Source information:
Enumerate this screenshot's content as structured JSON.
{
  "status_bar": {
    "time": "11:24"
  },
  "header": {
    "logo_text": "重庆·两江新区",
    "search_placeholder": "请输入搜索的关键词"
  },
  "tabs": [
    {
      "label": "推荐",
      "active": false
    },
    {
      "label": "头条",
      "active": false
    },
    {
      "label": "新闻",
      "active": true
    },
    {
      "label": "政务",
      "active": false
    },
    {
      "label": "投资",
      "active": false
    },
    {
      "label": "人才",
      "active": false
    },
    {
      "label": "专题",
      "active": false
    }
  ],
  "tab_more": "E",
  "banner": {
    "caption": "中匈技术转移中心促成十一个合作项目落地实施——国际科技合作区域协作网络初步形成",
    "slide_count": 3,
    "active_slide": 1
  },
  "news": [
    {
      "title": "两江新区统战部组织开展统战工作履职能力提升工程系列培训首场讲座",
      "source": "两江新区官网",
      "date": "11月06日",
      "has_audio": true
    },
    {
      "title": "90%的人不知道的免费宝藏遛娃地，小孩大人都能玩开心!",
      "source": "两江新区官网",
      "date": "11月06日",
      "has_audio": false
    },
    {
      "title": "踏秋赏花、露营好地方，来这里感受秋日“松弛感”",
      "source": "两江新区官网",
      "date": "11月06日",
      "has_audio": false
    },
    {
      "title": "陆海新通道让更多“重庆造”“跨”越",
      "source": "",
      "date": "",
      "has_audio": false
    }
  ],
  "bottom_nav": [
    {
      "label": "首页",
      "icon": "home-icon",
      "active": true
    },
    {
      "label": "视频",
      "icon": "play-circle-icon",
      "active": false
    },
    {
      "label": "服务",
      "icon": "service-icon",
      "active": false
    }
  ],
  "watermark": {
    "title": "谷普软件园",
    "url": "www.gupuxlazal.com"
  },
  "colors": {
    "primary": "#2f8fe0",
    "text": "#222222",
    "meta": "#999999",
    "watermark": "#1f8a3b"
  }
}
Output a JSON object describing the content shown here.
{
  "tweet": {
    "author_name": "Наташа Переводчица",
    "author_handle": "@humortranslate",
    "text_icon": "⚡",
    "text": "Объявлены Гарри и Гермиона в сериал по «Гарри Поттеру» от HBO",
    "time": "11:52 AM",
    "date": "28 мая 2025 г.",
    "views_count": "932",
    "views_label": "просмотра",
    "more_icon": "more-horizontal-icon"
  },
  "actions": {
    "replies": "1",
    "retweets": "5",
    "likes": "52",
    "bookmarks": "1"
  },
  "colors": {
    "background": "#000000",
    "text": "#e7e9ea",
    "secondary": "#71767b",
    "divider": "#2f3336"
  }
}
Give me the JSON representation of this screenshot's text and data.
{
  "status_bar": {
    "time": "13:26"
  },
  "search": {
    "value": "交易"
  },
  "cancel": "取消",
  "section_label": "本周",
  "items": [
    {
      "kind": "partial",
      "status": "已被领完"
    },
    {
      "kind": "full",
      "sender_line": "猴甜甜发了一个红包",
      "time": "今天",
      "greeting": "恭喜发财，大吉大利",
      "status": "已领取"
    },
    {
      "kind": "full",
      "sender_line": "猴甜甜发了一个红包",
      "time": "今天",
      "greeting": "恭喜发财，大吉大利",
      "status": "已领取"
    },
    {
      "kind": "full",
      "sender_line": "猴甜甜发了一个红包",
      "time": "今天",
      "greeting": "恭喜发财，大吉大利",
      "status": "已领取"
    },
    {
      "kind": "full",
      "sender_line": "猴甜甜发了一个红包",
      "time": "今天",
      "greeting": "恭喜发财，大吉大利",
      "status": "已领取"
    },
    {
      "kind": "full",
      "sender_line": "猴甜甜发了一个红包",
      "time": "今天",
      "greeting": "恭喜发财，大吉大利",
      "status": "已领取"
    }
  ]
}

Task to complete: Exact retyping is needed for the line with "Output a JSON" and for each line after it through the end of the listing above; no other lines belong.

Answer to the problem:
Output a JSON object describing the content shown here.
{
  "tweet": {
    "author_name": "Наташа Переводчица",
    "author_handle": "@humortranslate",
    "text_icon": "⚡",
    "text": "Объявлены Гарри и Гермиона в сериал по «Гарри Поттеру» от HBO",
    "time": "11:52 AM",
    "date": "28 мая 2025 г.",
    "views_count": "932",
    "views_label": "просмотра",
    "more_icon": "more-horizontal-icon"
  },
  "actions": {
    "replies": "1",
    "retweets": "5",
    "likes": "52",
    "bookmarks": "1"
  },
  "colors": {
    "background": "#000000",
    "text": "#e7e9ea",
    "secondary": "#71767b",
    "divider": "#2f3336"
  }
}
Give me the JSON representation of this screenshot's text and data.
{
  "status_bar": {
    "time": "13:26"
  },
  "search": {
    "value": "交易"
  },
  "cancel": "取消",
  "section_label": "本周",
  "items": [
    {
      "kind": "partial",
      "status": "已被领完"
    },
    {
      "kind": "full",
      "sender_line": "猴甜甜发了一个红包",
      "time": "今天",
      "greeting": "恭喜发财，大吉大利",
      "status": "已领取"
    },
    {
      "kind": "full",
      "sender_line": "猴甜甜发了一个红包",
      "time": "今天",
      "greeting": "恭喜发财，大吉大利",
      "status": "已领取"
    },
    {
      "kind": "full",
      "sender_line": "猴甜甜发了一个红包",
      "time": "今天",
      "greeting": "恭喜发财，大吉大利",
      "status": "已领取"
    },
    {
      "kind": "full",
      "sender_line": "猴甜甜发了一个红包",
      "time": "今天",
      "greeting": "恭喜发财，大吉大利",
      "status": "已领取"
    },
    {
      "kind": "full",
      "sender_line": "猴甜甜发了一个红包",
      "time": "今天",
      "greeting": "恭喜发财，大吉大利",
      "status": "已领取"
    }
  ]
}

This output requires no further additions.